She told the crowd to remember that when people come onto installations, and see disabled family members out shopping or having a good time, it sets an example for the rest of the world.
After her stop in Heidelberg, Duckworth visited Landstuhl Regional Medical Center Friday to meet with staff and tour the hospital.
Duckworth ran for a U.S. Congressional seat in 2006 and has testified before Congress on issues of medical care for returning veterans. As a Soldier, she received the Purple Heart, the Air Medal and the Army Commendation Medal.
According to the U.S. Army Garrison Baden-WAfA1/4rttemberg Equal Employment Opportunity Officer Bonnie J. Ballard, it's hard to know exactly how many disabled veterans are now serving as civilians here, because many people don't identify their disabilities. They do have, however, 219 civilians or 25 percent of the workforce, as claiming disabled veterans preference.
Ballard said the importance of bringing Duckworth to speak to the community here stretches beyond just the disabled.
"We brought her over here to raise the awareness of the community," she said. "She is so much like America's individual - she is so talented, and by having her over here, it will give those with disabilities and those not disabled a new outlook on life.
"One thing I've always told people is 'just because you are walking today doesn't mean you'll be walking tomorrow,'" she said. "It's something we can't take for granted. "There's a thin line between those who are able-bodied and those who are disabled. I gained strength from (Duckworth) and hope everyone else gained the same thing."
The National Disability Employment Awareness Month event also included a panel of experts from the Heidelberg area, including Lt. Col. Raymond Gundry, U.S. Army Medical Activity, Heidelberg; Betty Koschig, Civilian Personnel Advisory Center; Bob Eastwood, Directorate of Public Works; and Helena Palmer, Exceptional Family Member Program coordinator.
Each panel member gave ideas on ways to improve workplaces for current disabled employees and those that may come in the future.
Palmer reminded everyone that the EFMP is not just a paperwork trail, and including disabled family members in plans and activities is just as important.
National Disability Employment Awareness Month is observed each year in October.
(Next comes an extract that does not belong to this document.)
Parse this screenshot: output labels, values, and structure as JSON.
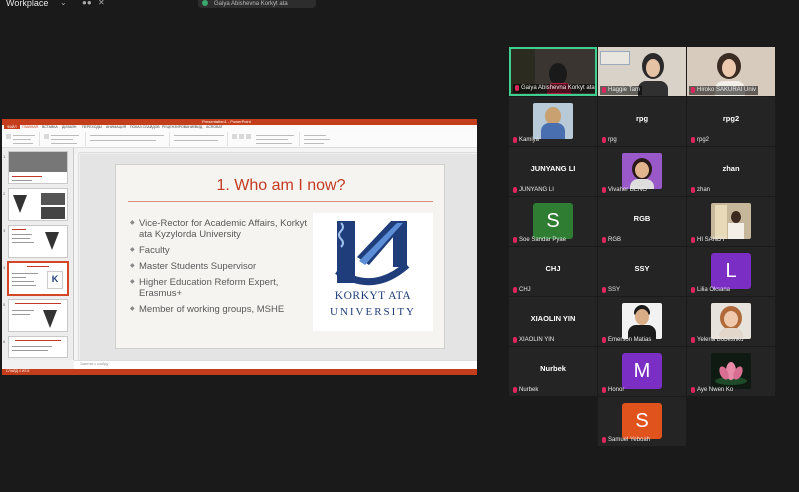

This years' theme is "America's People ... America's Talent ... America's Strength."
(Editor's Note: Kristen Marquez writes for the USAG Baden-Wuerttemberg newspaper, the Herald Post.)